Simmons had been about to set Lynch's file down on the counter; instead, he reopened it and glanced at something, then he did set it down.

"New girlfriend?"

"Well, we've been friends for a couple years. Things have got a lot more serious just lately."


"Yeah, quite a bit, actually." This was starting to get more uncomfortable than the prostate exam. "She looks to be mid-twenties; I've never asked."

"Jack, are you two sexually active?"

"'Active' doesn't begin to describe it. Look, Doctor, I don't want to sound prudish, but are we still doing the doctor-patient thing, or are we just male bonding here?"

"I'm not trying to embarrass you. A lot of my male patients your age take up with younger women, believe me. Honesty's important between a doctor and his patient."

And how much 'honesty' are you prepared for, Doctor? Which totally true statement would send you to the phone faster: 'actually, she's not quite ten, but she's VERY mature for her age'; or 'actually, Doc, I'm screwing my robot housekeeper'?

"I think you just explained a mystery." He tapped Jack's file. "This file describes a man fighting a losing battle against the pressures of his job. Stress, fatigue, incipient alcoholism – it's all in there. I see a lot of it, practicing in a community like this: guys in entrepreneurial or upper management positions, who can't take a day off, don't sleep, and get hammered on expensive scotch before bedtime. They forget how to take care of themselves, avoid their families, and live for the job; it eats them up."

"Doc, are you sure that file's current? I haven't had a thorough physical in a while."

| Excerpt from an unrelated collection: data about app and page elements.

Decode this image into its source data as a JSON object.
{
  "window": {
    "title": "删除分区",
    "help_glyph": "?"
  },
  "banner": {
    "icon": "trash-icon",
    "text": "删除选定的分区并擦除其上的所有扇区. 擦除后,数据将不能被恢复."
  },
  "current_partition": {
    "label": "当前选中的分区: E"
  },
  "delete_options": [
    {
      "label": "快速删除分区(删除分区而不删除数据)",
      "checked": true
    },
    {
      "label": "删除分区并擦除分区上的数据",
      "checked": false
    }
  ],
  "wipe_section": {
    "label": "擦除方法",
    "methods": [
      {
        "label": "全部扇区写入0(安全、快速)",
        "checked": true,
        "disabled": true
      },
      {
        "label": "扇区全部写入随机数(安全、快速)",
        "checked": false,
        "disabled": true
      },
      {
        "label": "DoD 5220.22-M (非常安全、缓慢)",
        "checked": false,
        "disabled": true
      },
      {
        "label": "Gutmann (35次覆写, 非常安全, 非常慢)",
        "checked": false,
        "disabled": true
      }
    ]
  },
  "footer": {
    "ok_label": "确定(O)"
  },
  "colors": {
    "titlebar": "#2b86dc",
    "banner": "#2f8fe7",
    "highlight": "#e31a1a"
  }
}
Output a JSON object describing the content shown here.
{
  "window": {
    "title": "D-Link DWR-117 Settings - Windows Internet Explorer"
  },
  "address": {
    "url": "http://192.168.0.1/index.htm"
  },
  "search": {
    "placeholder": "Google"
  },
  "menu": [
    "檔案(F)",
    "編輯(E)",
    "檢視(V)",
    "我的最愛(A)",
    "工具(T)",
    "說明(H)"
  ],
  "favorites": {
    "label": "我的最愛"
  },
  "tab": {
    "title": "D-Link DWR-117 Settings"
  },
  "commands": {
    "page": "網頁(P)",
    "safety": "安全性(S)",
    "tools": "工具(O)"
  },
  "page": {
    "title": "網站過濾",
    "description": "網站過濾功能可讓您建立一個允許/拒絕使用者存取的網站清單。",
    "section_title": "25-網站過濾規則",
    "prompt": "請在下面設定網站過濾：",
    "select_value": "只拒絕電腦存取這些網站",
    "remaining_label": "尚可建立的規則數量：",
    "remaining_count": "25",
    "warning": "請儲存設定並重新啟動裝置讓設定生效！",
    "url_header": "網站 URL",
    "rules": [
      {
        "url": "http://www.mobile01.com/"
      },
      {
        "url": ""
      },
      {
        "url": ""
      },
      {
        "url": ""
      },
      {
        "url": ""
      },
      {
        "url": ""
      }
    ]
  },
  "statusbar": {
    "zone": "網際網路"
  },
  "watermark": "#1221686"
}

"Almost three years, according to what you sent me. But you have had regular consults and an array of blood and urine tests performed by a…" he looked at the chart again. "Dr. Rosie, is it?"

"Yeah." Girl, you've got a wicked sense of humor. I'd spank you, but I'd only hurt my hand.

"So I was expecting a wreck on his way to cirrhosis or a heart attack. Instead, you come in looking like a drill instructor, clear-eyed, erect, and energetic. Liver enzymes are still a bit off, but I'll bet you haven't tied one on in quite a while. Am I right?"

"Does four to six weeks count as 'quite a while'?"

"It does. So, tell me: how long ago did this 'friendship' start to turn serious?"

Do we count back from the time she started giving me massage, keeping the glass out of my hand at night, getting me comfortable with the feel of her hands? I guess we do. How long has she been planning this?

"About the same. Is that the connection you're looking for?"

"Yes. Happy, stable marriages – or love affairs - are a huge ameliorating factor for men with stressful lifestyles; statistically speaking, a well-loved man is healthier, longer-lived, more stable and more effective. There are volumes of medical research on the subject."

"There are libraries on the subject. There are decades of research by professionals all over the world, mountains of data." You weren't just trying to learn how, Anna. You were looking for a way to keep me from coming apart at the seams.

"So hang on to that girl, Jack. What she's doing for you is going a long way towards keeping you alive."


So why didn't you confront her? Lynch asked himself, as his car wound along surface streets towards his destination. When you got home last night, that would have been a perfect time, wouldn't it? At least, until you carried her to your bedroom.

Because, when you're with her, you can't believe she's not being one hundred percent real with you; it's only when you can't see her or touch her that you start thinking that maybe … maybe bedwarming is just one more feature offered by Anna the Full Service Automated Domestic Companion.

"We're going to have to talk," he said, to no one in particular. "And then, I may have to spank her. Or something."